- [TASK TO COMPLETE]: The expected answer is every line of the material that contains the word "photo".
BEGIN
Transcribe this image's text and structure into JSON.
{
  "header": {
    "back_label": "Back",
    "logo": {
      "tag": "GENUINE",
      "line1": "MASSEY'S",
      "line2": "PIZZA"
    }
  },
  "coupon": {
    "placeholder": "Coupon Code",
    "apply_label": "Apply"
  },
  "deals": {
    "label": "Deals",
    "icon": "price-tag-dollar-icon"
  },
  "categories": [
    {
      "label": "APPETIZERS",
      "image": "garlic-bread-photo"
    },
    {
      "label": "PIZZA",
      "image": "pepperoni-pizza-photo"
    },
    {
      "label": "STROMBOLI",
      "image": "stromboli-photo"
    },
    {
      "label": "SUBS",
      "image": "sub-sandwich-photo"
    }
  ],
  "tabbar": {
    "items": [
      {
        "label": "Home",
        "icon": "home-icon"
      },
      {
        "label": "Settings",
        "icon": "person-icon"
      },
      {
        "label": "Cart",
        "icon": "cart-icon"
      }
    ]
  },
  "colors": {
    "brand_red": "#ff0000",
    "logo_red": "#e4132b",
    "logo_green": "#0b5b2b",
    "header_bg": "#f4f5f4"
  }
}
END
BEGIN
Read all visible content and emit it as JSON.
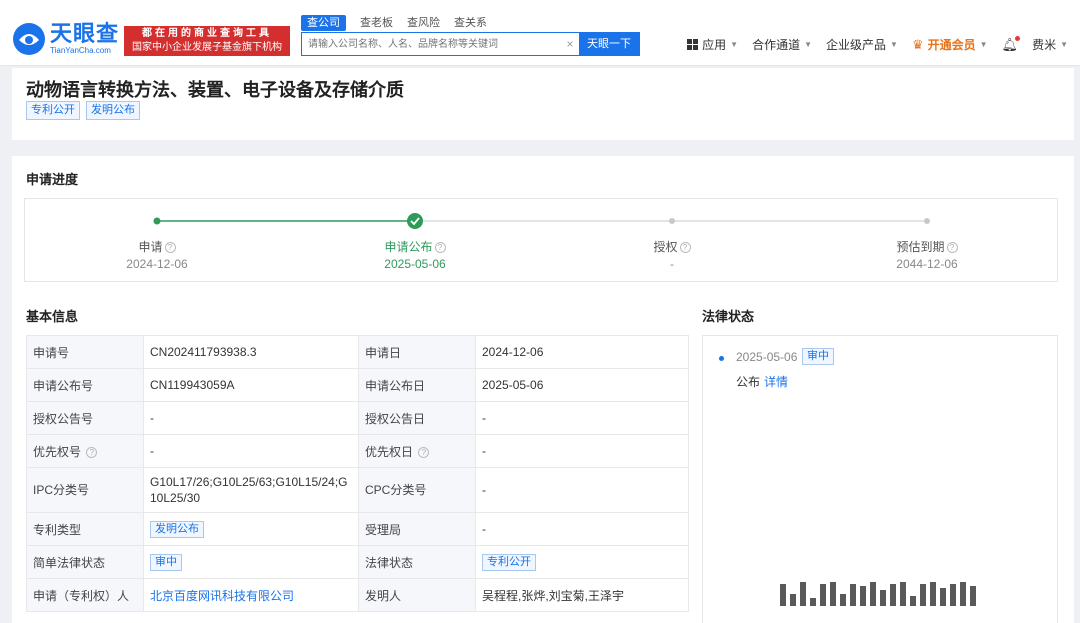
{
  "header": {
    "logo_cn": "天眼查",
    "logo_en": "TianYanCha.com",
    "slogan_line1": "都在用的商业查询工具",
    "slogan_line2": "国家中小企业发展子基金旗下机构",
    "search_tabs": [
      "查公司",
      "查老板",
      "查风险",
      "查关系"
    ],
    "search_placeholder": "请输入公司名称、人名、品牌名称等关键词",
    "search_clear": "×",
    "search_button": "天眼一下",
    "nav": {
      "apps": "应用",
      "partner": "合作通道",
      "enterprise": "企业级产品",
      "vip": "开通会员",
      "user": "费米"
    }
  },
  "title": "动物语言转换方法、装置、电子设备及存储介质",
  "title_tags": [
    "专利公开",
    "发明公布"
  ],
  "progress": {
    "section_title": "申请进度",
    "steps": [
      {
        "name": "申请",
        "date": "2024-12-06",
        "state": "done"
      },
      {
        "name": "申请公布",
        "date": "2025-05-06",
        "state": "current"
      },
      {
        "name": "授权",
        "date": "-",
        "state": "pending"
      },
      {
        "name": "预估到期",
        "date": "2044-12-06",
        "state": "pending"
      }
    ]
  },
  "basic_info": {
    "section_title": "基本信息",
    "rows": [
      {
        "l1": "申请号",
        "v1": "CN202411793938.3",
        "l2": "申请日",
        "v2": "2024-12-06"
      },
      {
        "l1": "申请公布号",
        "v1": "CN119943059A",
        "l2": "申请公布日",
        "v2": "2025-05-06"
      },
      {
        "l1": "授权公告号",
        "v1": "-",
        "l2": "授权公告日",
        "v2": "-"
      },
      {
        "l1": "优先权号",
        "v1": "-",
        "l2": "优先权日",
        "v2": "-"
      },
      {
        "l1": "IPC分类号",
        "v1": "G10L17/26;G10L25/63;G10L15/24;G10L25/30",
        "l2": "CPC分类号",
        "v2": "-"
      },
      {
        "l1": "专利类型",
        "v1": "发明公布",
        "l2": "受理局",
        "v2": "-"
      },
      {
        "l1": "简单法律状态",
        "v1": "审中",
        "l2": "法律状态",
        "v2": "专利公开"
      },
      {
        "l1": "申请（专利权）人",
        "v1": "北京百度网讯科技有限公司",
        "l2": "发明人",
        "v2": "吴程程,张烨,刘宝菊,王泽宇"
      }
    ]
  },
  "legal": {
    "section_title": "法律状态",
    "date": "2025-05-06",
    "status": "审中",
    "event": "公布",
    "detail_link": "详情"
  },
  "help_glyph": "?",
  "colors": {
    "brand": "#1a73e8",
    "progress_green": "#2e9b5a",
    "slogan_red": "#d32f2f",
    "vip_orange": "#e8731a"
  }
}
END
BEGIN
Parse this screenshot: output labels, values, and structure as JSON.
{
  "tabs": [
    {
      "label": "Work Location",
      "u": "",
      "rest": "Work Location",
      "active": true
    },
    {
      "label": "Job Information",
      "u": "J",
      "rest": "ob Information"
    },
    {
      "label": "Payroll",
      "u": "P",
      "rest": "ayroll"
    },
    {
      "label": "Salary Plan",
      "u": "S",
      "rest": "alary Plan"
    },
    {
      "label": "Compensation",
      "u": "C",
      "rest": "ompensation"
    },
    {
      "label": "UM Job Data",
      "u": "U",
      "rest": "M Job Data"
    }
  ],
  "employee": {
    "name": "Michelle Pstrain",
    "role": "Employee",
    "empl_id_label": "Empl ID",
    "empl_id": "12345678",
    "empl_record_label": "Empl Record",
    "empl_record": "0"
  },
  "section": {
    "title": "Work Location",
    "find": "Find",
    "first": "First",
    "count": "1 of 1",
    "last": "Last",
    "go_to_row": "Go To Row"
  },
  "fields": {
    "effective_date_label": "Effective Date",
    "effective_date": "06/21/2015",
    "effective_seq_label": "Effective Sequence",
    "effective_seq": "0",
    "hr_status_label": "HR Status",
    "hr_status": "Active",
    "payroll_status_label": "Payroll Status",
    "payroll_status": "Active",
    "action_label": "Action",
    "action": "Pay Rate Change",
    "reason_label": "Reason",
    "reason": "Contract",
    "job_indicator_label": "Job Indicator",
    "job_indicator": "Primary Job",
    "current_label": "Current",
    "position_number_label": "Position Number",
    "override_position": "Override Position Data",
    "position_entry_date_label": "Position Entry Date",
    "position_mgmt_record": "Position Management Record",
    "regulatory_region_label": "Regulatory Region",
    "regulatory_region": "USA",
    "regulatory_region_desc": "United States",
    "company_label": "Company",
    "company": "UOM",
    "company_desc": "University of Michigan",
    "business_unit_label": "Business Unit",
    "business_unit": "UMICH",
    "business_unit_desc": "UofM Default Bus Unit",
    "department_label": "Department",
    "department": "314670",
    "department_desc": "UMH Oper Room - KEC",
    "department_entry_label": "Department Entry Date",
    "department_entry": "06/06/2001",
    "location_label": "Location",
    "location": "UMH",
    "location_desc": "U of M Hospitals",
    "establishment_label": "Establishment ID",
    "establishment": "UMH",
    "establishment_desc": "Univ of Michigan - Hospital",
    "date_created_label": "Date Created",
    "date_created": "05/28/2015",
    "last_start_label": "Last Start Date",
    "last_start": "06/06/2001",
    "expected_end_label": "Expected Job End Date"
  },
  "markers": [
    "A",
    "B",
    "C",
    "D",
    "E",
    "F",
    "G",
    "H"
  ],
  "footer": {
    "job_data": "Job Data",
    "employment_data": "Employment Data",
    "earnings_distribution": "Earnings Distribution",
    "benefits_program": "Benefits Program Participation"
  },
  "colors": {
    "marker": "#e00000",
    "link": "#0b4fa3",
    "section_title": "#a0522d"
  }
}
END
- [SOLVED PROBLEM]:
      "image": "garlic-bread-photo"
      "image": "pepperoni-pizza-photo"
      "image": "stromboli-photo"
      "image": "sub-sandwich-photo"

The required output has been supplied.